(SUPPLIED RECORDS)

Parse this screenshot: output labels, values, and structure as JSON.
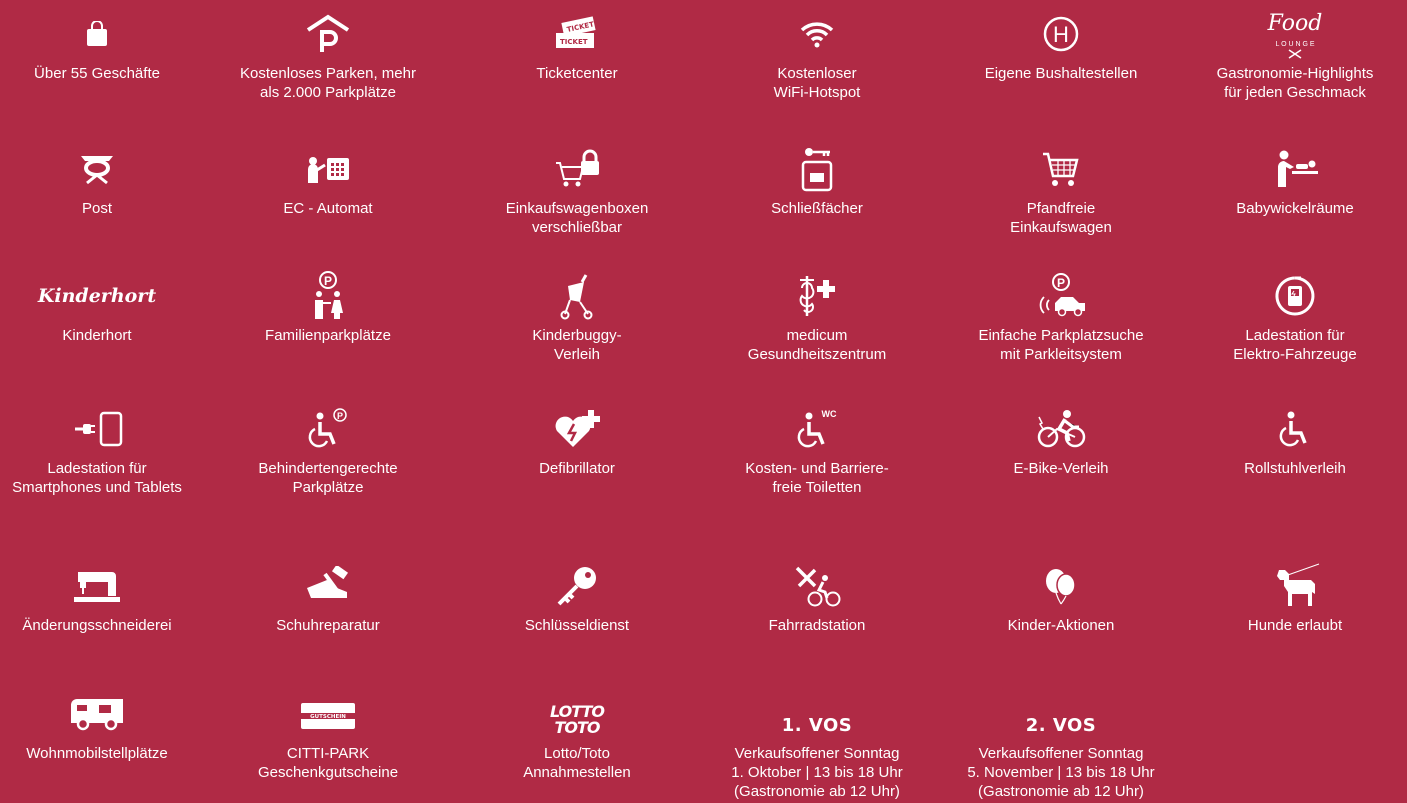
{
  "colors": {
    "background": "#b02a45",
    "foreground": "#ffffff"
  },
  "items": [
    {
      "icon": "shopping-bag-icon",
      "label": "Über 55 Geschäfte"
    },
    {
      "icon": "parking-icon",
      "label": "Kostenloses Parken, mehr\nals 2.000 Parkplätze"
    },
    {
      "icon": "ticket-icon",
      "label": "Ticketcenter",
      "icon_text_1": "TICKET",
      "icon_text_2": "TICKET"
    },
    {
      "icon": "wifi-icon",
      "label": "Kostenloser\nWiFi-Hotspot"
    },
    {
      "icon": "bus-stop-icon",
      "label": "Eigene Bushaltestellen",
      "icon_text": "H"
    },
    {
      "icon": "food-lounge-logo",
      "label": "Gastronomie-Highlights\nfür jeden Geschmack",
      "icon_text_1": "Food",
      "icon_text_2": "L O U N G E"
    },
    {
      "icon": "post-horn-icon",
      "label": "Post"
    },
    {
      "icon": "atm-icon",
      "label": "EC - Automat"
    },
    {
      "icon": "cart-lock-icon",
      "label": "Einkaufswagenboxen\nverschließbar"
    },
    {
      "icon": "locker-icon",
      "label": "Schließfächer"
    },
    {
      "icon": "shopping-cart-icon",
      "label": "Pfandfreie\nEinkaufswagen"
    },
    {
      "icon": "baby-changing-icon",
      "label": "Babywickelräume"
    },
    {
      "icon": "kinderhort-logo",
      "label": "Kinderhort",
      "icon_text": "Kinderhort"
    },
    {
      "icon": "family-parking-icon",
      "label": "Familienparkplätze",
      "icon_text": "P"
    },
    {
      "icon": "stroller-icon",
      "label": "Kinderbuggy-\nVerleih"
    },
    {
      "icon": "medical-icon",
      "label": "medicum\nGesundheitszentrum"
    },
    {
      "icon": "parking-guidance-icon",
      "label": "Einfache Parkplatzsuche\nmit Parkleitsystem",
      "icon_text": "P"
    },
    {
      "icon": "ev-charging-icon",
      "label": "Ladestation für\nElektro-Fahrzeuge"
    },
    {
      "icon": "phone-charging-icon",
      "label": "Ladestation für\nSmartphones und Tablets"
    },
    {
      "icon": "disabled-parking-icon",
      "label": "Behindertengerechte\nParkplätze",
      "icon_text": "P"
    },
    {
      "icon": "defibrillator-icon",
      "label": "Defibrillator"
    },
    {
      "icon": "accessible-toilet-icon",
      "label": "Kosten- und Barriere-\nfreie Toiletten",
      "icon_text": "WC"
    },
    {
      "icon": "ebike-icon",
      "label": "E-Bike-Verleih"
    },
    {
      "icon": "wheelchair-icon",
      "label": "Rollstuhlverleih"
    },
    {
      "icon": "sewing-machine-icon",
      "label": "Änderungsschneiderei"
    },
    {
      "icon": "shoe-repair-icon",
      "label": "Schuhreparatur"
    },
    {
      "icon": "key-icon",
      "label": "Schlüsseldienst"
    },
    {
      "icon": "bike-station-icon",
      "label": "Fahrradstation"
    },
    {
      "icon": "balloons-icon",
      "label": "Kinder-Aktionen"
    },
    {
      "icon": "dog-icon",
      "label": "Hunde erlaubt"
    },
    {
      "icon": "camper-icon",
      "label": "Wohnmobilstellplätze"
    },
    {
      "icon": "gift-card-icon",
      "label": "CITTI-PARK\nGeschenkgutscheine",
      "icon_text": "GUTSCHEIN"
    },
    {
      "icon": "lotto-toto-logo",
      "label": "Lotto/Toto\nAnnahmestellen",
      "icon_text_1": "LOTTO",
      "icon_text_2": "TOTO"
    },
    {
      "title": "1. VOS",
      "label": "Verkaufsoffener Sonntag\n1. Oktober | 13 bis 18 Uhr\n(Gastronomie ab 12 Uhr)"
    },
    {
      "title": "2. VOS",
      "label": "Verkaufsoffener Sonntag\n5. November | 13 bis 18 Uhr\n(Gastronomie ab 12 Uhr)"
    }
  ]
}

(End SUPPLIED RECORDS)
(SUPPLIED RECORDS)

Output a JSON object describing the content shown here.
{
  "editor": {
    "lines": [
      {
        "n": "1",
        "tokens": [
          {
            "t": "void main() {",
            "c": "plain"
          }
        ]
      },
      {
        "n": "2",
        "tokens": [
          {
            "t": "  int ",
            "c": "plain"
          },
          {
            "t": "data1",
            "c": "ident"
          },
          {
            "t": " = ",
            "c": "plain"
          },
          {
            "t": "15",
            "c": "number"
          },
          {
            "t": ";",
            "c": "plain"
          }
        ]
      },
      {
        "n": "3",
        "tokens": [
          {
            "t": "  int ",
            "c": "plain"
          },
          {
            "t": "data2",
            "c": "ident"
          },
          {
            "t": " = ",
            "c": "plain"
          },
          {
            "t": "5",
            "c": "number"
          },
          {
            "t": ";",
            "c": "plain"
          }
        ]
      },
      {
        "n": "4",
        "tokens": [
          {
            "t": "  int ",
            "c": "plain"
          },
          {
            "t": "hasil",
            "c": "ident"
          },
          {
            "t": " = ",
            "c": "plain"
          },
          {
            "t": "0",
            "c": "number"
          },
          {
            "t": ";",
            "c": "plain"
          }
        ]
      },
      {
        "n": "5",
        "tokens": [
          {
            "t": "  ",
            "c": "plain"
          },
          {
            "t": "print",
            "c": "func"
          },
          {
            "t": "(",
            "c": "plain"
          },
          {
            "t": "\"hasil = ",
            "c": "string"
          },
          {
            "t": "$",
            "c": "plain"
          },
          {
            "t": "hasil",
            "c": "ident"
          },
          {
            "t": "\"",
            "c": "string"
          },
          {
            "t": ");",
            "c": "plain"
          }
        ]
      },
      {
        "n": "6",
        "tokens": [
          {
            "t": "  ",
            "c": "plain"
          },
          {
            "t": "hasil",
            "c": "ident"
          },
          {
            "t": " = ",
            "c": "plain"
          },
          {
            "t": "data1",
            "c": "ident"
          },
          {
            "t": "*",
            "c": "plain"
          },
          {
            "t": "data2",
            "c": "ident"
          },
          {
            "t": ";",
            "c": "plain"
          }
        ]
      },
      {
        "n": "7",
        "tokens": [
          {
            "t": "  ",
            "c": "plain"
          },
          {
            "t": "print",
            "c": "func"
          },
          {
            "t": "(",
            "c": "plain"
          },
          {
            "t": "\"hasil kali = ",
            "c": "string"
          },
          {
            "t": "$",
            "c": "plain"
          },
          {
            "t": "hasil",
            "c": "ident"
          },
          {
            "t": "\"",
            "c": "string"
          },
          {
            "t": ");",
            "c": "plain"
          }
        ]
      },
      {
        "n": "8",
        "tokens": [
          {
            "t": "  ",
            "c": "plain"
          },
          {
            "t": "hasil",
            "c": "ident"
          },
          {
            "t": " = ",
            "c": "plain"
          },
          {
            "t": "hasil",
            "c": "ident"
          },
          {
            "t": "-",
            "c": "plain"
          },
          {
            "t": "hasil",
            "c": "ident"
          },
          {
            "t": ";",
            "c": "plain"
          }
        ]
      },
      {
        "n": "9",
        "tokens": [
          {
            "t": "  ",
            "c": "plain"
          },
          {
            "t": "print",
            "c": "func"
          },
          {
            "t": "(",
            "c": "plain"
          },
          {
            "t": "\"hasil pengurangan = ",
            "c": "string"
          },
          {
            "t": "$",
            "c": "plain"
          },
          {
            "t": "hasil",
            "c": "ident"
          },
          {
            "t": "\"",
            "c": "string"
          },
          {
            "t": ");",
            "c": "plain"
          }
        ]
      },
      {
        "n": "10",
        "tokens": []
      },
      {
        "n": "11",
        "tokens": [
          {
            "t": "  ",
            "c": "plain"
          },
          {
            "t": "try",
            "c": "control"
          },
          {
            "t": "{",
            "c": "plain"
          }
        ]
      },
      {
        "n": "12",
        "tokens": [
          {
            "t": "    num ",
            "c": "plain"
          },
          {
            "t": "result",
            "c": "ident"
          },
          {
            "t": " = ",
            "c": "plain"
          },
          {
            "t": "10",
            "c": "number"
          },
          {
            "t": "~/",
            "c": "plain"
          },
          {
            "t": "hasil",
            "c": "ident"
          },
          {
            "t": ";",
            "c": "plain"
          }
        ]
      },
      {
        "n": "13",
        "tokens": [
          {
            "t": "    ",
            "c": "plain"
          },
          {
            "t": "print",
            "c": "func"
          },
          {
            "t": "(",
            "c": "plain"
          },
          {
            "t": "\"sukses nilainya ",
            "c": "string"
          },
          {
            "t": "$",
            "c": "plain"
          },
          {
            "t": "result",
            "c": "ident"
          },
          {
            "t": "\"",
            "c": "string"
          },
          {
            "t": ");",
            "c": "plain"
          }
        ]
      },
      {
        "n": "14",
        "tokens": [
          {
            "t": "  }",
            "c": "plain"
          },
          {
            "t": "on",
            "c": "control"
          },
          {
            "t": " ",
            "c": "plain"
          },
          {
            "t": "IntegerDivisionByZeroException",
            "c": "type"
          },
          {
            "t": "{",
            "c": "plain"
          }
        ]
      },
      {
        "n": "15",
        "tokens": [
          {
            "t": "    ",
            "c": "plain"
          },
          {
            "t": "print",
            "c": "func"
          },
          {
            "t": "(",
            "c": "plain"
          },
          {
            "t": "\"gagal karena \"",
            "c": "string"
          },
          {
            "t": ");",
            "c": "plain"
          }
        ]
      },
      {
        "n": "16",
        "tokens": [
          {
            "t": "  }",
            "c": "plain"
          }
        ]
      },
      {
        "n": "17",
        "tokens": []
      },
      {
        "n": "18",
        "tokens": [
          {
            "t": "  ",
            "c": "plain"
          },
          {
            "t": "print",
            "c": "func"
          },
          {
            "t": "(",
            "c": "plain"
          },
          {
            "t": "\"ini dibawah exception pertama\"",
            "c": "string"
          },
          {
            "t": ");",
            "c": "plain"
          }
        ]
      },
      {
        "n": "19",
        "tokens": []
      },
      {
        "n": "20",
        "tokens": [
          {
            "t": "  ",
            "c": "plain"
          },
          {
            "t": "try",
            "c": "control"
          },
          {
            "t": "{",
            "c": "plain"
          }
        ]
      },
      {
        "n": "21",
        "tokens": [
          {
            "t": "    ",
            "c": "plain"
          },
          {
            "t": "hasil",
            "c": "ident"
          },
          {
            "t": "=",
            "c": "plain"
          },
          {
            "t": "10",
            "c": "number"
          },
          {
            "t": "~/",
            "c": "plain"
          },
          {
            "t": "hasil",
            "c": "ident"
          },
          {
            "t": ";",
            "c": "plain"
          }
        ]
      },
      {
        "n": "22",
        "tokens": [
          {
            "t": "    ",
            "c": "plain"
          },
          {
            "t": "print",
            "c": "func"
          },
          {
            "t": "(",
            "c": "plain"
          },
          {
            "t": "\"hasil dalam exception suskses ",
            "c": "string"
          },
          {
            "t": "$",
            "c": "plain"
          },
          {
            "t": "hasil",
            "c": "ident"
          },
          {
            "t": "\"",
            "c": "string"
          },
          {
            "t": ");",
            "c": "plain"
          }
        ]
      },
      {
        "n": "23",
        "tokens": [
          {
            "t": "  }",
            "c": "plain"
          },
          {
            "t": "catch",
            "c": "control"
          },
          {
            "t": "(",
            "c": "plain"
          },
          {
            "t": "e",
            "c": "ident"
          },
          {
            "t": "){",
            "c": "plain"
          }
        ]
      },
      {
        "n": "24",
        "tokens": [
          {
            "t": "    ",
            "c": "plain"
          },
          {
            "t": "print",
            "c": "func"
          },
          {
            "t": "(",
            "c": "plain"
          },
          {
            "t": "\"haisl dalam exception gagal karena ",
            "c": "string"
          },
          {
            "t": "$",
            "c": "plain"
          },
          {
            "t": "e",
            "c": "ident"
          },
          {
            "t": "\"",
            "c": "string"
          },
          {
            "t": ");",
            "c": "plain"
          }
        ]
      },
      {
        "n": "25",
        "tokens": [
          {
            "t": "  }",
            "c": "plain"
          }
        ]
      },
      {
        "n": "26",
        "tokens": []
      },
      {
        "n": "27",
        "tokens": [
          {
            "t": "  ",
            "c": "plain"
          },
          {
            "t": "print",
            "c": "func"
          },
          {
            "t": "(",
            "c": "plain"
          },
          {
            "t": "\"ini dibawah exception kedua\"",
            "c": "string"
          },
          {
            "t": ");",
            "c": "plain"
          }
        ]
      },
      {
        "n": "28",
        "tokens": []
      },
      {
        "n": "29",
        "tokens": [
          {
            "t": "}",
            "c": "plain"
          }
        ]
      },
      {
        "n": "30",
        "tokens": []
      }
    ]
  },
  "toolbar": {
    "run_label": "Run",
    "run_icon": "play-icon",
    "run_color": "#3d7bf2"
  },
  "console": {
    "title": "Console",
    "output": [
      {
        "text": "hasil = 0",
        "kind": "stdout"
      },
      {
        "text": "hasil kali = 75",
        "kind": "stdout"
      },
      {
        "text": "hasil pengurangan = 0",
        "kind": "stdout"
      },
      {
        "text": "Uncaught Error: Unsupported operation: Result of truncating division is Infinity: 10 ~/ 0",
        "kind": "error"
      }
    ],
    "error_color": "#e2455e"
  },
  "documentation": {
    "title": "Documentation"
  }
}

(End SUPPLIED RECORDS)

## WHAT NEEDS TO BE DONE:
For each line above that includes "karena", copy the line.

## EXERCISE OUTPUT:
            "t": "\"gagal karena \"",
            "t": "\"haisl dalam exception gagal karena ",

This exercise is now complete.